Segment Start: GIVEN DATA

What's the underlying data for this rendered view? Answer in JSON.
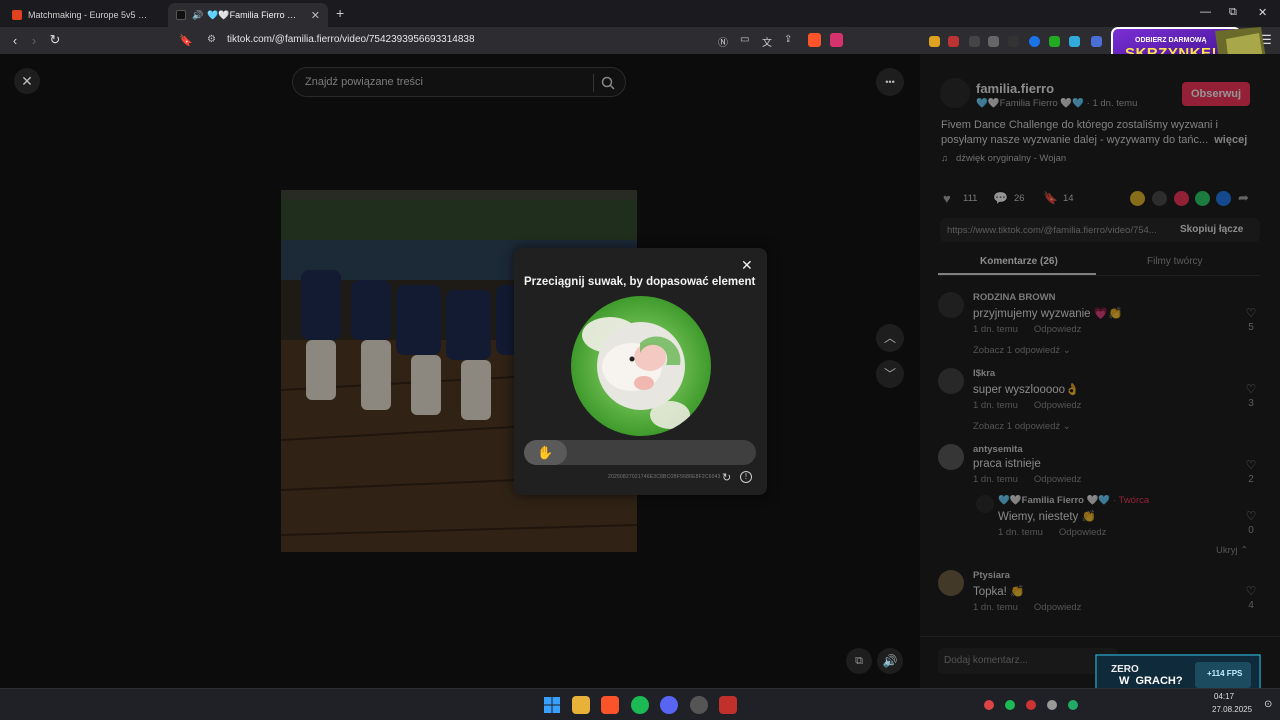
{
  "browser": {
    "tabs": [
      {
        "title": "Matchmaking - Europe 5v5 Queue -",
        "active": false
      },
      {
        "title": "🩵🤍Familia Fierro 🤍🩵 (@",
        "active": true
      }
    ],
    "new_tab": "+",
    "url": "tiktok.com/@familia.fierro/video/7542393956693314838",
    "window_controls": {
      "minimize": "—",
      "restore": "⧉",
      "close": "✕"
    }
  },
  "promo_ad": {
    "top_line": "ODBIERZ DARMOWĄ",
    "big_line": "SKRZYNKĘ!"
  },
  "video_page": {
    "close": "✕",
    "search_placeholder": "Znajdź powiązane treści",
    "more": "•••"
  },
  "captcha": {
    "title": "Przeciągnij suwak, by dopasować element",
    "close": "✕",
    "id": "20250827021746E3C8BC0BF5686E8F2C6043",
    "slider_progress": 0
  },
  "author": {
    "username": "familia.fierro",
    "display": "🩵🤍Familia Fierro 🤍🩵 · 1 dn. temu",
    "follow": "Obserwuj",
    "description": "Fivem Dance Challenge do którego zostaliśmy wyzwani i posyłamy nasze wyzwanie dalej - wyzywamy do tańc...",
    "more": "więcej",
    "sound": "dźwięk oryginalny - Wojan"
  },
  "stats": {
    "likes": "111",
    "comments": "26",
    "saves": "14"
  },
  "share": {
    "link": "https://www.tiktok.com/@familia.fierro/video/754...",
    "copy": "Skopiuj łącze"
  },
  "tabs": {
    "comments": "Komentarze (26)",
    "creator_videos": "Filmy twórcy"
  },
  "comments": [
    {
      "name": "RODZINA BROWN",
      "text": "przyjmujemy wyzwanie 💗👏",
      "time": "1 dn. temu",
      "reply": "Odpowiedz",
      "likes": "5",
      "more": "Zobacz 1 odpowiedź ⌄"
    },
    {
      "name": "I$kra",
      "text": "super wyszlooooo👌",
      "time": "1 dn. temu",
      "reply": "Odpowiedz",
      "likes": "3",
      "more": "Zobacz 1 odpowiedź ⌄"
    },
    {
      "name": "antysemita",
      "text": "praca istnieje",
      "time": "1 dn. temu",
      "reply": "Odpowiedz",
      "likes": "2"
    },
    {
      "name": "Ptysiara",
      "text": "Topka! 👏",
      "time": "1 dn. temu",
      "reply": "Odpowiedz",
      "likes": "4"
    }
  ],
  "reply": {
    "name": "🩵🤍Familia Fierro 🤍🩵",
    "badge": "· Twórca",
    "text": "Wiemy, niestety 👏",
    "time": "1 dn. temu",
    "reply": "Odpowiedz",
    "likes": "0",
    "hide": "Ukryj ⌃"
  },
  "add_comment_placeholder": "Dodaj komentarz...",
  "bottom_ad": {
    "line1": "ZERO",
    "line2": "W  GRACH?",
    "fps": "+114 FPS"
  },
  "taskbar": {
    "time": "04:17",
    "date": "27.08.2025"
  }
}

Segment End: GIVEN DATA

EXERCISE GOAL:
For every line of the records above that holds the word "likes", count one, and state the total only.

YOUR SOLUTION:
6